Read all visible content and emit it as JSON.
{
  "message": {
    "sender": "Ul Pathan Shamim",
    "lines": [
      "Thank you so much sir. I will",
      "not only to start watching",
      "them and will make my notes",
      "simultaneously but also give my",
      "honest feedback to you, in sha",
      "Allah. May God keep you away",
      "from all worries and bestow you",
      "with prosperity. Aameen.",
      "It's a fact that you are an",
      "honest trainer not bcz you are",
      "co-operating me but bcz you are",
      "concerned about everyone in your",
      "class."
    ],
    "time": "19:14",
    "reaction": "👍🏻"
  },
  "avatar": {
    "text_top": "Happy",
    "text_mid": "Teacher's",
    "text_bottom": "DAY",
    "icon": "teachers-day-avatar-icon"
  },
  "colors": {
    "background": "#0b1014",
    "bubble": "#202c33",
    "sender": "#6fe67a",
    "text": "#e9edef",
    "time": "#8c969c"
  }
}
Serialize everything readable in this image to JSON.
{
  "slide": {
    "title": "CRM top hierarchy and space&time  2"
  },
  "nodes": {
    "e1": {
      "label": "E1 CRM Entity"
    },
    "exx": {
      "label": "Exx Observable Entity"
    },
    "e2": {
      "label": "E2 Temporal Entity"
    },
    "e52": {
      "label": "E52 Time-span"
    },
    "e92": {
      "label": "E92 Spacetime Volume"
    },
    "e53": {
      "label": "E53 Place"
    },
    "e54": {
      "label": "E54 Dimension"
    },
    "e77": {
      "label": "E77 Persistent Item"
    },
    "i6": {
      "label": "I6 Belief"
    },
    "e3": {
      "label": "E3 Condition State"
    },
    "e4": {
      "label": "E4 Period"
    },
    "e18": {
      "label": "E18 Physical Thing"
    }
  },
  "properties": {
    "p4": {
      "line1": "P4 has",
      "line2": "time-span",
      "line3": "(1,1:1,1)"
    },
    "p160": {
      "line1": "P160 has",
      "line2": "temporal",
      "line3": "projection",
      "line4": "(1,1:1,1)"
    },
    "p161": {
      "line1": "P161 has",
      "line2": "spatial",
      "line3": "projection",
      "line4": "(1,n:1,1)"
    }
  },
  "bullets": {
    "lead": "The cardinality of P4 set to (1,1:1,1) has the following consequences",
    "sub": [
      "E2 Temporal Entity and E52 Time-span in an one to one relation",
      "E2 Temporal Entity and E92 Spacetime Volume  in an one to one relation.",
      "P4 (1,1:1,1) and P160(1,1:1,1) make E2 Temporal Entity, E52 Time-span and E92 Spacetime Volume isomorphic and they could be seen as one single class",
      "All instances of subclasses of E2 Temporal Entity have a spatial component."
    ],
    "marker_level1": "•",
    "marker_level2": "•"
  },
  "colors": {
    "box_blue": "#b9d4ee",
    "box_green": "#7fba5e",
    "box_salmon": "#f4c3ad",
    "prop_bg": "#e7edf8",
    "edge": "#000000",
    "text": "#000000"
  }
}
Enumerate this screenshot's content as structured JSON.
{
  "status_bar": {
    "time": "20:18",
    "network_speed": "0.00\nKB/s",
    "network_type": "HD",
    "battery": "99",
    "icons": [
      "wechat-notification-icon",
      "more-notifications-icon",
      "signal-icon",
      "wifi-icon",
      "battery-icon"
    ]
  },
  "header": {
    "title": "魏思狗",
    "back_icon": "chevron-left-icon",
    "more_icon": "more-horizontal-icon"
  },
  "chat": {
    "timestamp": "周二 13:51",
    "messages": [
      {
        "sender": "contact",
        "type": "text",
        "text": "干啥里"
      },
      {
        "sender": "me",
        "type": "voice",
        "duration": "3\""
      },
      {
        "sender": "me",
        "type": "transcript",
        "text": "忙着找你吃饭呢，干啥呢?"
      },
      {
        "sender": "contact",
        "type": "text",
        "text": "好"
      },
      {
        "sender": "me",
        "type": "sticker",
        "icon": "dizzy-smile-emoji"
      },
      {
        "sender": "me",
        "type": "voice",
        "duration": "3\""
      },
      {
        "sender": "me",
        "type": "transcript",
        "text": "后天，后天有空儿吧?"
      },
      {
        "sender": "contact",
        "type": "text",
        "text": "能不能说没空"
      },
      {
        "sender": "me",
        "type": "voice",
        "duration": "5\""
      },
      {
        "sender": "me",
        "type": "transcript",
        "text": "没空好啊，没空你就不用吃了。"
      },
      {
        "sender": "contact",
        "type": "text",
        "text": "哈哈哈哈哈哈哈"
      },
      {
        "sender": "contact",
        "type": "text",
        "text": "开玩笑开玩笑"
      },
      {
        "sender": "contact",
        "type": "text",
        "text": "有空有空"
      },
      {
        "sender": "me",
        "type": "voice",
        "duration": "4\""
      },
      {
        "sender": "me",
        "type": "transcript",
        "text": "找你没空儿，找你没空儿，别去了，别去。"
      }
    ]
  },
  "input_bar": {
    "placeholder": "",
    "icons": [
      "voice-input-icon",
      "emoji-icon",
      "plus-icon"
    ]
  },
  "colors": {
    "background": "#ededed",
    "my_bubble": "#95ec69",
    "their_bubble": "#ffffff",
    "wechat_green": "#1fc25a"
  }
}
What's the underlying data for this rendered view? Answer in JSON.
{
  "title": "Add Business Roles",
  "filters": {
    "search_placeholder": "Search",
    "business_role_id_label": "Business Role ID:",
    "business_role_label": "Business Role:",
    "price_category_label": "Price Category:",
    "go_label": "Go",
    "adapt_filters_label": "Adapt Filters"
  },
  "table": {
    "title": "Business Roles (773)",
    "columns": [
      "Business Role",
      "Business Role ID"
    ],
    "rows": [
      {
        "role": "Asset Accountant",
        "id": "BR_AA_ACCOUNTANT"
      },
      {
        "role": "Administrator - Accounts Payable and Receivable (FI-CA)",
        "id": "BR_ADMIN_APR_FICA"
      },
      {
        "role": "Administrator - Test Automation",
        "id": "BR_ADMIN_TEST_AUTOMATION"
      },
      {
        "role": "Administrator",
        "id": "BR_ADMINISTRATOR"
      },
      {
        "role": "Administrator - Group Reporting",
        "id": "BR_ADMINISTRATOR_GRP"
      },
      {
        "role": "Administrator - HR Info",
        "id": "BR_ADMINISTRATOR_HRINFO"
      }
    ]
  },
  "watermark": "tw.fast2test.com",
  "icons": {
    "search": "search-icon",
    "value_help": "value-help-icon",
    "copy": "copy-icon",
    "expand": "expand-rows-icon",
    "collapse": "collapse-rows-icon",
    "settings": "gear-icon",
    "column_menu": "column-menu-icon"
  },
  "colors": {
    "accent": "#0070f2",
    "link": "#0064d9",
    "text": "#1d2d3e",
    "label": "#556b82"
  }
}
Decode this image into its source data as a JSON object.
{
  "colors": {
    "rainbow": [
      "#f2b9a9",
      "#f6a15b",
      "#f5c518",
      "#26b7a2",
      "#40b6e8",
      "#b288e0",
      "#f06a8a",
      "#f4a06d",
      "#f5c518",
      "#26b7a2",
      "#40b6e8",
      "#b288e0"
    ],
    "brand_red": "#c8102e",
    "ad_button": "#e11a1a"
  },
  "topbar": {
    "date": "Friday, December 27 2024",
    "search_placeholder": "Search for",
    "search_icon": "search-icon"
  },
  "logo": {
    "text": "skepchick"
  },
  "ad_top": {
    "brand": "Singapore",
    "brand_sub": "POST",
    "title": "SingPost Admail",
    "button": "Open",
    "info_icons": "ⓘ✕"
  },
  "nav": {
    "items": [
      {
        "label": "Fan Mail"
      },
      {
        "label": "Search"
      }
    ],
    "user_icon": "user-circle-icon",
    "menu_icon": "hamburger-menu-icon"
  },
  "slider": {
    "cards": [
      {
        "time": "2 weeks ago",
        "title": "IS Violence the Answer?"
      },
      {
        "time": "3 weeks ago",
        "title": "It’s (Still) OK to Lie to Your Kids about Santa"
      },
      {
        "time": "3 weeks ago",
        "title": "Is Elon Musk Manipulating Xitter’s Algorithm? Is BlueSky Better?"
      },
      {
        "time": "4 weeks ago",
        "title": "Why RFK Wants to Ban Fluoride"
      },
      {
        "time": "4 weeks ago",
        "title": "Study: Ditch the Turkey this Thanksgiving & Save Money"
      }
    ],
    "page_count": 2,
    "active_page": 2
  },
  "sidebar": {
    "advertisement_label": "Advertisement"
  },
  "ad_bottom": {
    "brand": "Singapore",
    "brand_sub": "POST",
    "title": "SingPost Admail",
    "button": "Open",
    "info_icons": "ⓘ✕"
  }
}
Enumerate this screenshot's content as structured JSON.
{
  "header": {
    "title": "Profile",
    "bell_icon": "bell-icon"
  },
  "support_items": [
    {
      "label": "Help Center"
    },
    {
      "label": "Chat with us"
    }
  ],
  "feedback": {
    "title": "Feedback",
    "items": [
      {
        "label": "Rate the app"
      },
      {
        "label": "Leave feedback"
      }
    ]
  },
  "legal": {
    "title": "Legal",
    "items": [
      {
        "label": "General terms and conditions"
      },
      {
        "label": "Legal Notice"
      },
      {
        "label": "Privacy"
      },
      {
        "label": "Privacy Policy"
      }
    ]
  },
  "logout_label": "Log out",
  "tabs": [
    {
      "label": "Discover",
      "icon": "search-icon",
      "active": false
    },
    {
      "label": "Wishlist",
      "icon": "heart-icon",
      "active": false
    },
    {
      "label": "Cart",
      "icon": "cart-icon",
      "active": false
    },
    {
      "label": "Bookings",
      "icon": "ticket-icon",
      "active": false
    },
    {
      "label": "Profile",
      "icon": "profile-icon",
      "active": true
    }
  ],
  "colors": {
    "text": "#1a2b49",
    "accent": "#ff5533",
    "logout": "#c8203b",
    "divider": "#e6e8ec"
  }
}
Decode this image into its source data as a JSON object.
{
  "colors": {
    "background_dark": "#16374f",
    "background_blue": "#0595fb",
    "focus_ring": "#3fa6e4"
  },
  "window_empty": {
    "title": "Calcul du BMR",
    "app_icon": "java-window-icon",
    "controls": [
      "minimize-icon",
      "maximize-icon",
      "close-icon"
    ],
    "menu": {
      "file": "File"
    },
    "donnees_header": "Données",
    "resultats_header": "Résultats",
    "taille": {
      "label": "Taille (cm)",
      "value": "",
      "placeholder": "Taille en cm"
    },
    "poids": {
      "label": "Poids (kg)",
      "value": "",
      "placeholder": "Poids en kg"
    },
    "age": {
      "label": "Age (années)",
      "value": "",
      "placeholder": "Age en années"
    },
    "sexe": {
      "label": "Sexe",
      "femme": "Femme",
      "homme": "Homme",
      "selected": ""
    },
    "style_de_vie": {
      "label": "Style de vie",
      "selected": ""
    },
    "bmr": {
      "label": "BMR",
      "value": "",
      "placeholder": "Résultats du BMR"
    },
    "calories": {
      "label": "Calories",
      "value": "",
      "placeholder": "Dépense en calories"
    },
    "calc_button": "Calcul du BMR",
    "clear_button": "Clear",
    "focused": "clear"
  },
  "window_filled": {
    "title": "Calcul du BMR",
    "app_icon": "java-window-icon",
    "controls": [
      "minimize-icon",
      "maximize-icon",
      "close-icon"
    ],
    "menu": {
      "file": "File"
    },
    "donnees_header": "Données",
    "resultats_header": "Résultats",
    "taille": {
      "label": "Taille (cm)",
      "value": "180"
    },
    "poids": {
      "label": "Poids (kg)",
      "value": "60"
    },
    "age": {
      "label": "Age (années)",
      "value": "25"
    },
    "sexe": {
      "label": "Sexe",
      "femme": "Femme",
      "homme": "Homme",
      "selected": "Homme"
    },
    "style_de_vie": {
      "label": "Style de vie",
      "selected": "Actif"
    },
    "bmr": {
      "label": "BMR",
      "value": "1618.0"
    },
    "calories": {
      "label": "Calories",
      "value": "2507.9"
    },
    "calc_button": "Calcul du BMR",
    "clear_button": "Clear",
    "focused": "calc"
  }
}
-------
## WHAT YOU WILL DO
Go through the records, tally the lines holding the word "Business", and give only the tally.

## ANSWER TO THE PROBLEM
6